*** Block opens ***
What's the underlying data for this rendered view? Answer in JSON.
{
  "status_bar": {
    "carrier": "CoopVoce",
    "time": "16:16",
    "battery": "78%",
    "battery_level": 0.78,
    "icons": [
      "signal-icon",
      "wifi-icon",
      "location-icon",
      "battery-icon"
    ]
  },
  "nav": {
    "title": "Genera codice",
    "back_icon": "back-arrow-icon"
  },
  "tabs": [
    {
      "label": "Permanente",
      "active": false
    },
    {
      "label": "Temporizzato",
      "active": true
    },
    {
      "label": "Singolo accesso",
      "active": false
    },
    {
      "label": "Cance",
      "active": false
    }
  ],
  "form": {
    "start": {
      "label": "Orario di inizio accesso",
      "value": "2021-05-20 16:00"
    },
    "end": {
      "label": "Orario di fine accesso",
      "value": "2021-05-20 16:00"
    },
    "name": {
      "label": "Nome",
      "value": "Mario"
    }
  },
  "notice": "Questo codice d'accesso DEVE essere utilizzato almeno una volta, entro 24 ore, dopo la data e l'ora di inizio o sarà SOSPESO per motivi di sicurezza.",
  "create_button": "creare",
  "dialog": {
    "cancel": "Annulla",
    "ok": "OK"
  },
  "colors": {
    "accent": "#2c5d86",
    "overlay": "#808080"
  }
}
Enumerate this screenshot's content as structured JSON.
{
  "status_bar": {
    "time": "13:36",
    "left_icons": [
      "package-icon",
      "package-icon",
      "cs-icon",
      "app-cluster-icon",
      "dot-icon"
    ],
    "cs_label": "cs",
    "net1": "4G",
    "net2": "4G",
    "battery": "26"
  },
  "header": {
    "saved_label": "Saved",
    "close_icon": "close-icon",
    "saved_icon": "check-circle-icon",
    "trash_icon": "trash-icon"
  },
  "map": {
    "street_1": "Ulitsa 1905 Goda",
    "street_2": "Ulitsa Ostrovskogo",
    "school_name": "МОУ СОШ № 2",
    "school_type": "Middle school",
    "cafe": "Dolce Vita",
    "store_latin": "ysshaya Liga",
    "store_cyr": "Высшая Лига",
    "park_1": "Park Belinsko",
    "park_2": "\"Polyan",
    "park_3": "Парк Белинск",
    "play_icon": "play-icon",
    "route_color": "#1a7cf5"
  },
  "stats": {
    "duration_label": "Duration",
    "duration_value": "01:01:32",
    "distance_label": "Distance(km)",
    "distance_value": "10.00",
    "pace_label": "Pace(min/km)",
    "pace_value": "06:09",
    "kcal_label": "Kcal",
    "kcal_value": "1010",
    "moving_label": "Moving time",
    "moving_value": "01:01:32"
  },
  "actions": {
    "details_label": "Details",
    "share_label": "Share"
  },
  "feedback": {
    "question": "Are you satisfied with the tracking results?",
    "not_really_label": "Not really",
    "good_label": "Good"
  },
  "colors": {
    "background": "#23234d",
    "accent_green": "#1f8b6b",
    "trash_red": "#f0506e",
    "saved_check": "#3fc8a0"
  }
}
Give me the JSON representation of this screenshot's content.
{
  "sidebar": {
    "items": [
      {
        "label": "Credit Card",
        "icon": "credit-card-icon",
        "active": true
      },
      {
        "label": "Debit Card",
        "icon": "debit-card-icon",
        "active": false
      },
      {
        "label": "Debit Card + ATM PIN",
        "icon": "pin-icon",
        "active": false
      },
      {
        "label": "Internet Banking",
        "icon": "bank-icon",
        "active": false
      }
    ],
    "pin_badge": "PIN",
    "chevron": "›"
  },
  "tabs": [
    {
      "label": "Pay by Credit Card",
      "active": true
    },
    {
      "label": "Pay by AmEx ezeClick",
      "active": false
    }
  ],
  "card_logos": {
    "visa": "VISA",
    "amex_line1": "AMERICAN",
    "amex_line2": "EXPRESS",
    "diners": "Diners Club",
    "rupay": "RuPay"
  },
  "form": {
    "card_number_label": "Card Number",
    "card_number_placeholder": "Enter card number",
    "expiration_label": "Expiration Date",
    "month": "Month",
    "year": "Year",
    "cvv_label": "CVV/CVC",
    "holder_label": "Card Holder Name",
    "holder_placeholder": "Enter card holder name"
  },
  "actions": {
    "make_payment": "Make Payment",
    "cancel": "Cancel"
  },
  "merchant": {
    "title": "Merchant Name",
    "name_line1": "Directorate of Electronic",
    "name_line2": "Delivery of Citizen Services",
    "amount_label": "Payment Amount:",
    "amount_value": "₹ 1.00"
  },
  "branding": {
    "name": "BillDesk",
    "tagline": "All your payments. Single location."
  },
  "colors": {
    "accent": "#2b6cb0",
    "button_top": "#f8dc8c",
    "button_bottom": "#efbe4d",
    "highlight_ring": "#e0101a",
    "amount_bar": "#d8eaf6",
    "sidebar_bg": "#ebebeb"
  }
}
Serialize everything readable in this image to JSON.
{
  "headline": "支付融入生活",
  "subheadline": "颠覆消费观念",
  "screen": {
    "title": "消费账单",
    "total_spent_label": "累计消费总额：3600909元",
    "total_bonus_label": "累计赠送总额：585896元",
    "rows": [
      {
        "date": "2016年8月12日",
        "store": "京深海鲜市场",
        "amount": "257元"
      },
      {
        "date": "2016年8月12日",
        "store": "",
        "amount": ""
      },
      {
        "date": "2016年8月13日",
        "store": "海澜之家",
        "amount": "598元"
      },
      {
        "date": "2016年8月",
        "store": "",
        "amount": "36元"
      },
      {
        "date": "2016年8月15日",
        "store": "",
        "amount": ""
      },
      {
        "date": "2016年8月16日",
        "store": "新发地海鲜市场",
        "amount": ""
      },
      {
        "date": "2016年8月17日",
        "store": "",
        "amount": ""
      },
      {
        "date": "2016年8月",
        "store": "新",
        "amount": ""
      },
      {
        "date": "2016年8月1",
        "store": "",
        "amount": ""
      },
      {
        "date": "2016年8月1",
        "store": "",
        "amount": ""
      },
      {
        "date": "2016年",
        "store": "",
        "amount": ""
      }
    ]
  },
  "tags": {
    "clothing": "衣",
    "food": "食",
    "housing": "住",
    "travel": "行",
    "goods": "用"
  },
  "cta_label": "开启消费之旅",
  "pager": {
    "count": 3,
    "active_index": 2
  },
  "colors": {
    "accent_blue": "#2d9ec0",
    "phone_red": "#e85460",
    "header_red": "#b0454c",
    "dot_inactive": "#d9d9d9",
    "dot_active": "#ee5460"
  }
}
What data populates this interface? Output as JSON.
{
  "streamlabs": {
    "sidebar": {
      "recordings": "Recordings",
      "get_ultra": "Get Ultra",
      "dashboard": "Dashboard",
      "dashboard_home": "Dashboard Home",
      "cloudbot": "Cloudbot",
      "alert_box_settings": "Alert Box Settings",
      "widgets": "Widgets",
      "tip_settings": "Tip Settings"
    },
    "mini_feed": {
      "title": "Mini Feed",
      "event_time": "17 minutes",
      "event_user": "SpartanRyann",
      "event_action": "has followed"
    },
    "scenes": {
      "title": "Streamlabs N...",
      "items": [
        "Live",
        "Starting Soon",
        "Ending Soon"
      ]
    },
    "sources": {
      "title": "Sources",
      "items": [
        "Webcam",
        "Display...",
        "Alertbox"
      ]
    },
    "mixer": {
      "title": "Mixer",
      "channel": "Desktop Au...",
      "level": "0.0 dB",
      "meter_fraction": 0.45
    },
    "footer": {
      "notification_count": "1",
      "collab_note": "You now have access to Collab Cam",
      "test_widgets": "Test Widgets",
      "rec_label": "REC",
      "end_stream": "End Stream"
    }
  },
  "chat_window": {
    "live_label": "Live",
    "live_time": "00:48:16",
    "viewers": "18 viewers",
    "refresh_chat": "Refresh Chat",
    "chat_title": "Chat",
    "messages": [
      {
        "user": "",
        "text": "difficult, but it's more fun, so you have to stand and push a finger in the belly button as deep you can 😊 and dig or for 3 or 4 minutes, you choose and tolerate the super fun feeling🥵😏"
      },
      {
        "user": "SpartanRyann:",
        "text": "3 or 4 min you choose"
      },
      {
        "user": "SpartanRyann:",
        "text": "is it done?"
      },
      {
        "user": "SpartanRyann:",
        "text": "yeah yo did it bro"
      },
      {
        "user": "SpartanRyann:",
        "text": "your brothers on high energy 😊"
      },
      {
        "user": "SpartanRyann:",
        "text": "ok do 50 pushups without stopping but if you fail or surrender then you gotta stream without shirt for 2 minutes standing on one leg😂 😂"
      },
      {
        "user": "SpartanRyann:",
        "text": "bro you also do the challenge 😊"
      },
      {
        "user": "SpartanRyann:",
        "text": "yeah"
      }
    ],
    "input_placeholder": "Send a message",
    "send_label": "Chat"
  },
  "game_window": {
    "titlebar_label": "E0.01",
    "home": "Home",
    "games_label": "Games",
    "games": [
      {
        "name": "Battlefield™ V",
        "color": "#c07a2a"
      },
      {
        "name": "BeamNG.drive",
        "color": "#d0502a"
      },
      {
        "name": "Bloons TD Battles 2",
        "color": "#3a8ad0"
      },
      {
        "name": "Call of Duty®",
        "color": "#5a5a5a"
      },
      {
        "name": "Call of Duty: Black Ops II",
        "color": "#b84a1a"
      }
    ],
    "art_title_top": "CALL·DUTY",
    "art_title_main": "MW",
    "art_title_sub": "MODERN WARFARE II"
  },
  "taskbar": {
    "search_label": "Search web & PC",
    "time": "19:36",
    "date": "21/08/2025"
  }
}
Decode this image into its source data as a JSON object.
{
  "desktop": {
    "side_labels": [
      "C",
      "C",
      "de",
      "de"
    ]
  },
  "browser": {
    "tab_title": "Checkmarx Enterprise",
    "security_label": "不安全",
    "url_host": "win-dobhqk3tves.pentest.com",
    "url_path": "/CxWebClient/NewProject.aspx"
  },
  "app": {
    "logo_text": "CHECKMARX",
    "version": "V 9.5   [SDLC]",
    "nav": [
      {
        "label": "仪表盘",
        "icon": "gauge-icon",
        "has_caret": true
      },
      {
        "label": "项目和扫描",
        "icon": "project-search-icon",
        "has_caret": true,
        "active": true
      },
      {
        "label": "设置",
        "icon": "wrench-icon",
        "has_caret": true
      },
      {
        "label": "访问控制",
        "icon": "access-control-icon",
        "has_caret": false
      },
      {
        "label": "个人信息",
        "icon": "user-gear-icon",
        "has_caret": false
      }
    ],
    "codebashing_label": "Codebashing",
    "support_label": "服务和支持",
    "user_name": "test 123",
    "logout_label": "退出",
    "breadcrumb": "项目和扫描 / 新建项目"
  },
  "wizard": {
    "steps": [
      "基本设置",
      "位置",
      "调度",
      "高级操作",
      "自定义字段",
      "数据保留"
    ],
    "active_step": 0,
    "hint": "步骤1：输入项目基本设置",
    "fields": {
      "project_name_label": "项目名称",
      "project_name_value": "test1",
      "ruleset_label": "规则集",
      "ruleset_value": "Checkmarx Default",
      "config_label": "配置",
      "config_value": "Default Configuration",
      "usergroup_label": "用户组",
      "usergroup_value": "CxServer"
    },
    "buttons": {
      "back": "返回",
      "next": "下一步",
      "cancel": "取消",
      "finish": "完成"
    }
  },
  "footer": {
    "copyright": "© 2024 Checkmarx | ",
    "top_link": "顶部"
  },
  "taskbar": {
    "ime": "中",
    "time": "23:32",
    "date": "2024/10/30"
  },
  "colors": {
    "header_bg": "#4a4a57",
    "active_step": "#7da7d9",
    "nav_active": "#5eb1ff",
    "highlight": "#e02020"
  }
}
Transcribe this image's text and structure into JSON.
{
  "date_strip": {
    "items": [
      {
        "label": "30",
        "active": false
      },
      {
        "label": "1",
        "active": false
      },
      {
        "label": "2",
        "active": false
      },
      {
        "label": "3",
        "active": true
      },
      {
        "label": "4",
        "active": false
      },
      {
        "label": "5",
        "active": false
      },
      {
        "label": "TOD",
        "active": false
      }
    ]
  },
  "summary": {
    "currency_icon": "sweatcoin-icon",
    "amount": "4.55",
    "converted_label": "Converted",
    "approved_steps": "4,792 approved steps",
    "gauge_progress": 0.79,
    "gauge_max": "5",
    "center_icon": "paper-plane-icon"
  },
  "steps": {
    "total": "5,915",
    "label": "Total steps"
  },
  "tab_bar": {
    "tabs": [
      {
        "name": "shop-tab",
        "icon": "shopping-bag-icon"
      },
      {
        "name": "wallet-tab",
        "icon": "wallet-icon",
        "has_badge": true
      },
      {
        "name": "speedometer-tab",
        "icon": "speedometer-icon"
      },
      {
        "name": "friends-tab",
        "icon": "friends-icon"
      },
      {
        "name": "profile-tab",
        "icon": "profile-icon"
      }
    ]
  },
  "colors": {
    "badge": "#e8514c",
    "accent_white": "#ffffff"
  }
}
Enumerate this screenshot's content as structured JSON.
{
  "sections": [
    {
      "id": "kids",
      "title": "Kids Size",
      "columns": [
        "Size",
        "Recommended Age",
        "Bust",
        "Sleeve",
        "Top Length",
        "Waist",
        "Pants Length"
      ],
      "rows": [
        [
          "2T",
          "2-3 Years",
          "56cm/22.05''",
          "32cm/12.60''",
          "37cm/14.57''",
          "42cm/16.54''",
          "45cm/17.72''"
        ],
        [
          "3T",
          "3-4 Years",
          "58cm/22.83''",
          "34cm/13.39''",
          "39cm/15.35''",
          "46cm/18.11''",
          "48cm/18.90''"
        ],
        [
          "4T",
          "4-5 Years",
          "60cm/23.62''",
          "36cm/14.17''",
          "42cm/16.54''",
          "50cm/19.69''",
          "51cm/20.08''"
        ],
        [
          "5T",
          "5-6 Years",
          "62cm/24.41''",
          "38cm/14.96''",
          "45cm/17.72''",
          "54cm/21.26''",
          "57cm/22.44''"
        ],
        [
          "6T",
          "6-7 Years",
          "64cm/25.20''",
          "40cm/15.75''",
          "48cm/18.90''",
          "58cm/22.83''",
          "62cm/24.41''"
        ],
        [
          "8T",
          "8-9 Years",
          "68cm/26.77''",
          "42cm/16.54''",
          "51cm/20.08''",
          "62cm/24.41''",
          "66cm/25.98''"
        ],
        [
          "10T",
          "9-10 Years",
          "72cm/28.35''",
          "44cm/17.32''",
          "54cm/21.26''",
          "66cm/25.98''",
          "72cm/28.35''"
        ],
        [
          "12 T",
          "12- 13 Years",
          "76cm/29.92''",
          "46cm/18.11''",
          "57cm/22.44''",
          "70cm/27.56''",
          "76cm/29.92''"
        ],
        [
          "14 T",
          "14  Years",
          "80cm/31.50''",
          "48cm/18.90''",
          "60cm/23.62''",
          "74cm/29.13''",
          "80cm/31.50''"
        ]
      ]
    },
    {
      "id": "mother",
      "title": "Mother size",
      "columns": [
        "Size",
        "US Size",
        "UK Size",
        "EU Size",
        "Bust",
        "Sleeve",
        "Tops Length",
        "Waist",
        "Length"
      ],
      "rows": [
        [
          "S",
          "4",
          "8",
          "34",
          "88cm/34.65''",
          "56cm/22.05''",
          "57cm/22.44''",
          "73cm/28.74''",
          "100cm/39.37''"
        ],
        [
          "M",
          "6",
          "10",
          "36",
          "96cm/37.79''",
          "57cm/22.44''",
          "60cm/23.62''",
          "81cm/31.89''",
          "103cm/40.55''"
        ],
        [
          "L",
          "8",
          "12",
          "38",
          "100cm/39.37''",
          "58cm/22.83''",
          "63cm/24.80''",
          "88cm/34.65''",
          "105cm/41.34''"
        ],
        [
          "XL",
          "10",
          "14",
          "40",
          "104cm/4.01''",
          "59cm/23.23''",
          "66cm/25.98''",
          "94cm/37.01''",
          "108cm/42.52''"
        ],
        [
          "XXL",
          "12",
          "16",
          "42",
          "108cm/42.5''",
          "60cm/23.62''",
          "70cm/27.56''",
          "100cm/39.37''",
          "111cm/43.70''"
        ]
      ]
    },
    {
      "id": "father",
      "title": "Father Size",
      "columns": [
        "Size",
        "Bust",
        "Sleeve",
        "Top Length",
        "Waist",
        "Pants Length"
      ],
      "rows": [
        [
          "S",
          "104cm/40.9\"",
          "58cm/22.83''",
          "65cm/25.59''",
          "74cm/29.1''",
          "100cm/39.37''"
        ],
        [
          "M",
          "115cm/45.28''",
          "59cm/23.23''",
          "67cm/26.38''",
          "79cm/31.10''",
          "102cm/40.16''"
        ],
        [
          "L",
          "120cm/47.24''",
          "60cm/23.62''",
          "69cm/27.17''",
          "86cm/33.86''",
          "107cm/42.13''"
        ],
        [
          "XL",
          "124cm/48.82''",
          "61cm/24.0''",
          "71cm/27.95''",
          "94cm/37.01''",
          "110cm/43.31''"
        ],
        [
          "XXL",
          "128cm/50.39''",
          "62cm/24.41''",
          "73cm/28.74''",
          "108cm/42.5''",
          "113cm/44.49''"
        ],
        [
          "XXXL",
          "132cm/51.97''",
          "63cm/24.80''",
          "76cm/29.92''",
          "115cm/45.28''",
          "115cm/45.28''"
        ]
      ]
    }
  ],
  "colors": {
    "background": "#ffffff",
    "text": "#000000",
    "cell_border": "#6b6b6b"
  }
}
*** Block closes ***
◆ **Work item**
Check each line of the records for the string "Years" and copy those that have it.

◆ **Exercise result**
          "2-3 Years",
          "3-4 Years",
          "4-5 Years",
          "5-6 Years",
          "6-7 Years",
          "8-9 Years",
          "9-10 Years",
          "12- 13 Years",
          "14  Years",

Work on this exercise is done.